- Your goal:
In the data below, find each line containing the string "help" and return it.

- Material for this exercise:
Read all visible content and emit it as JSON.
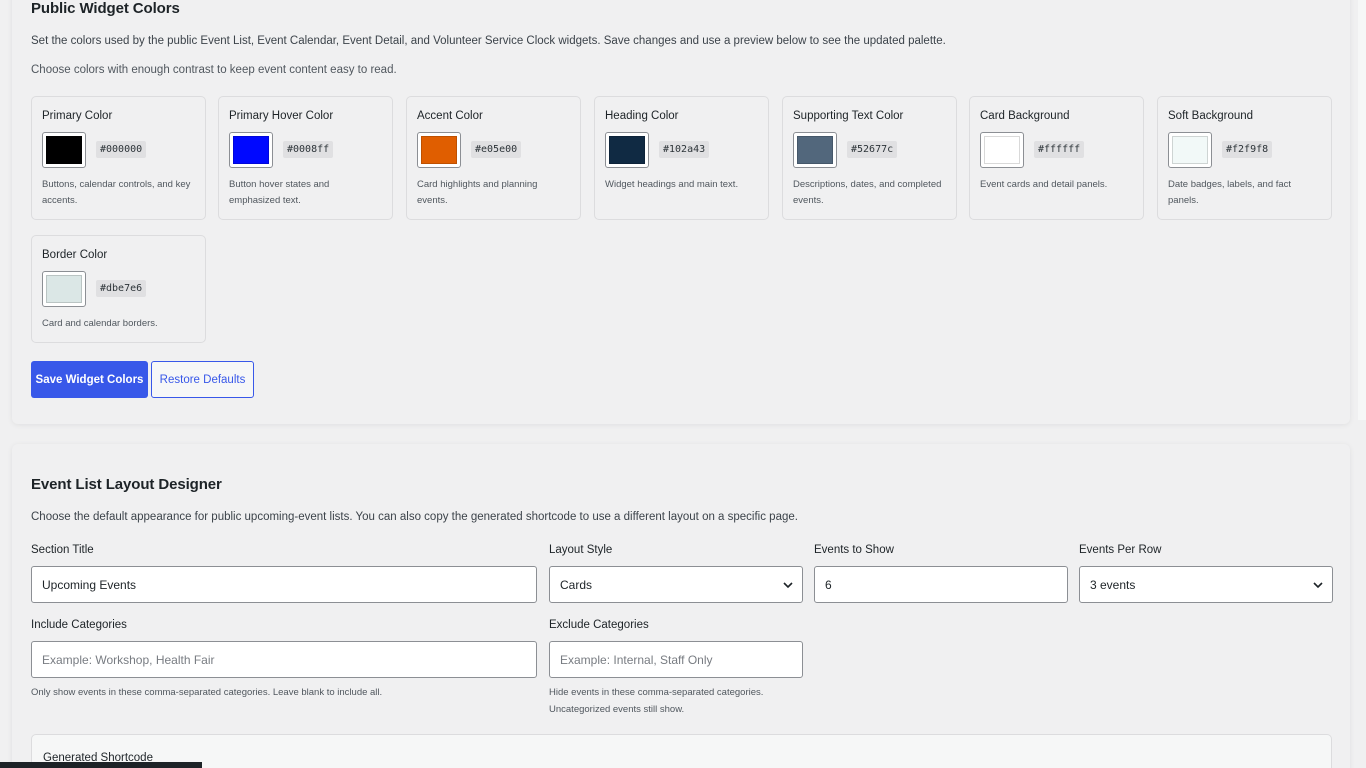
{
  "colors_section": {
    "title": "Public Widget Colors",
    "description": "Set the colors used by the public Event List, Event Calendar, Event Detail, and Volunteer Service Clock widgets. Save changes and use a preview below to see the updated palette.",
    "contrast_note": "Choose colors with enough contrast to keep event content easy to read.",
    "swatches": [
      {
        "label": "Primary Color",
        "hex": "#000000",
        "help": "Buttons, calendar controls, and key accents."
      },
      {
        "label": "Primary Hover Color",
        "hex": "#0008ff",
        "help": "Button hover states and emphasized text."
      },
      {
        "label": "Accent Color",
        "hex": "#e05e00",
        "help": "Card highlights and planning events."
      },
      {
        "label": "Heading Color",
        "hex": "#102a43",
        "help": "Widget headings and main text."
      },
      {
        "label": "Supporting Text Color",
        "hex": "#52677c",
        "help": "Descriptions, dates, and completed events."
      },
      {
        "label": "Card Background",
        "hex": "#ffffff",
        "help": "Event cards and detail panels."
      },
      {
        "label": "Soft Background",
        "hex": "#f2f9f8",
        "help": "Date badges, labels, and fact panels."
      },
      {
        "label": "Border Color",
        "hex": "#dbe7e6",
        "help": "Card and calendar borders."
      }
    ],
    "save_button": "Save Widget Colors",
    "restore_button": "Restore Defaults"
  },
  "layout_section": {
    "title": "Event List Layout Designer",
    "description": "Choose the default appearance for public upcoming-event lists. You can also copy the generated shortcode to use a different layout on a specific page.",
    "section_title_label": "Section Title",
    "section_title_value": "Upcoming Events",
    "layout_style_label": "Layout Style",
    "layout_style_value": "Cards",
    "events_to_show_label": "Events to Show",
    "events_to_show_value": "6",
    "events_per_row_label": "Events Per Row",
    "events_per_row_value": "3 events",
    "include_label": "Include Categories",
    "include_placeholder": "Example: Workshop, Health Fair",
    "include_hint": "Only show events in these comma-separated categories. Leave blank to include all.",
    "exclude_label": "Exclude Categories",
    "exclude_placeholder": "Example: Internal, Staff Only",
    "exclude_hint": "Hide events in these comma-separated categories. Uncategorized events still show.",
    "shortcode_title": "Generated Shortcode"
  },
  "theme": {
    "primary_button": "#3858e9",
    "panel_background": "#f0f0f1"
  }
}
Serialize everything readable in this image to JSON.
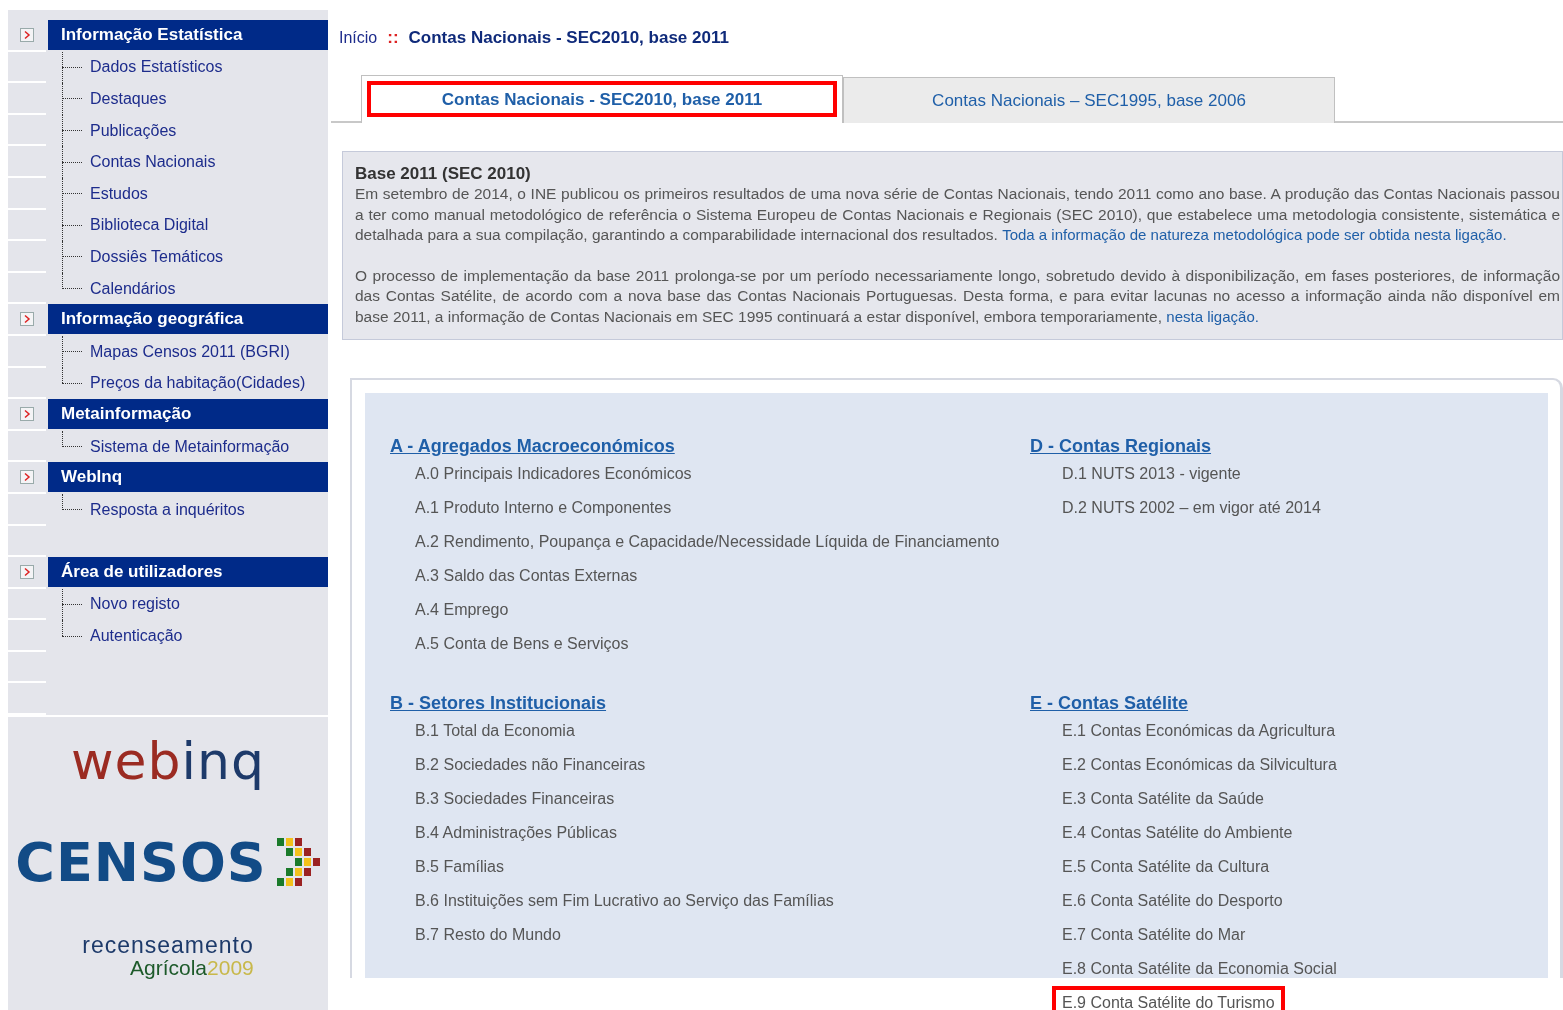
{
  "sidebar": {
    "groups": [
      {
        "title": "Informação Estatística",
        "items": [
          "Dados Estatísticos",
          "Destaques",
          "Publicações",
          "Contas Nacionais",
          "Estudos",
          "Biblioteca Digital",
          "Dossiês Temáticos",
          "Calendários"
        ]
      },
      {
        "title": "Informação geográfica",
        "items": [
          "Mapas Censos 2011 (BGRI)",
          "Preços da habitação(Cidades)"
        ]
      },
      {
        "title": "Metainformação",
        "items": [
          "Sistema de Metainformação"
        ]
      },
      {
        "title": "WebInq",
        "items": [
          "Resposta a inquéritos"
        ]
      },
      {
        "title": "Área de utilizadores",
        "items": [
          "Novo registo",
          "Autenticação"
        ]
      }
    ],
    "logos": [
      {
        "kind": "webinq",
        "parts": [
          "web",
          "inq"
        ]
      },
      {
        "kind": "censos",
        "parts": [
          "CENSOS"
        ]
      },
      {
        "kind": "agricola",
        "parts": [
          "recenseamento",
          "Agrícola",
          "2009"
        ]
      }
    ]
  },
  "breadcrumb": {
    "home": "Início",
    "separator": "::",
    "current": "Contas Nacionais - SEC2010, base 2011"
  },
  "tabs": [
    {
      "label": "Contas Nacionais - SEC2010, base 2011",
      "selected": true,
      "highlighted": true
    },
    {
      "label": "Contas Nacionais – SEC1995, base 2006",
      "selected": false,
      "highlighted": false
    }
  ],
  "intro": {
    "title": "Base 2011 (SEC 2010)",
    "paragraphs": [
      {
        "text": "Em setembro de 2014, o INE publicou os primeiros resultados de uma nova série de Contas Nacionais, tendo 2011 como ano base. A produção das Contas Nacionais passou a ter como manual metodológico de referência o Sistema Europeu de Contas Nacionais e Regionais (SEC 2010), que estabelece uma metodologia consistente, sistemática e detalhada para a sua compilação, garantindo a comparabilidade internacional dos resultados.",
        "link": "Toda a informação de natureza metodológica pode ser obtida nesta ligação."
      },
      {
        "text": "O processo de implementação da base 2011 prolonga-se por um período necessariamente longo, sobretudo devido à disponibilização, em fases posteriores, de informação das Contas Satélite, de acordo com a nova base das Contas Nacionais Portuguesas. Desta forma, e para evitar lacunas no acesso a informação ainda não disponível em base 2011, a informação de Contas Nacionais em SEC 1995 continuará a estar disponível, embora temporariamente,",
        "link": "nesta ligação."
      }
    ]
  },
  "sections": [
    {
      "title": "A - Agregados Macroeconómicos",
      "items": [
        {
          "label": "A.0 Principais Indicadores Económicos",
          "highlighted": false
        },
        {
          "label": "A.1 Produto Interno e Componentes",
          "highlighted": false
        },
        {
          "label": "A.2 Rendimento, Poupança e Capacidade/Necessidade Líquida de Financiamento",
          "highlighted": false
        },
        {
          "label": "A.3 Saldo das Contas Externas",
          "highlighted": false
        },
        {
          "label": "A.4 Emprego",
          "highlighted": false
        },
        {
          "label": "A.5 Conta de Bens e Serviços",
          "highlighted": false
        }
      ]
    },
    {
      "title": "D - Contas Regionais",
      "items": [
        {
          "label": "D.1 NUTS 2013 - vigente",
          "highlighted": false
        },
        {
          "label": "D.2 NUTS 2002 – em vigor até 2014",
          "highlighted": false
        }
      ]
    },
    {
      "title": "B - Setores Institucionais",
      "items": [
        {
          "label": "B.1 Total da Economia",
          "highlighted": false
        },
        {
          "label": "B.2 Sociedades não Financeiras",
          "highlighted": false
        },
        {
          "label": "B.3 Sociedades Financeiras",
          "highlighted": false
        },
        {
          "label": "B.4 Administrações Públicas",
          "highlighted": false
        },
        {
          "label": "B.5 Famílias",
          "highlighted": false
        },
        {
          "label": "B.6 Instituições sem Fim Lucrativo ao Serviço das Famílias",
          "highlighted": false
        },
        {
          "label": "B.7 Resto do Mundo",
          "highlighted": false
        }
      ]
    },
    {
      "title": "E - Contas Satélite",
      "items": [
        {
          "label": "E.1 Contas Económicas da Agricultura",
          "highlighted": false
        },
        {
          "label": "E.2 Contas Económicas da Silvicultura",
          "highlighted": false
        },
        {
          "label": "E.3 Conta Satélite da Saúde",
          "highlighted": false
        },
        {
          "label": "E.4 Contas Satélite do Ambiente",
          "highlighted": false
        },
        {
          "label": "E.5 Conta Satélite da Cultura",
          "highlighted": false
        },
        {
          "label": "E.6 Conta Satélite do Desporto",
          "highlighted": false
        },
        {
          "label": "E.7 Conta Satélite do Mar",
          "highlighted": false
        },
        {
          "label": "E.8 Conta Satélite da Economia Social",
          "highlighted": false
        },
        {
          "label": "E.9 Conta Satélite do Turismo",
          "highlighted": true
        }
      ]
    }
  ]
}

- Solution to the exercise:
        "help": "Buttons, calendar controls, and key accents."
        "help": "Button hover states and emphasized text."
        "help": "Card highlights and planning events."
        "help": "Widget headings and main text."
        "help": "Descriptions, dates, and completed events."
        "help": "Event cards and detail panels."
        "help": "Date badges, labels, and fact panels."
        "help": "Card and calendar borders."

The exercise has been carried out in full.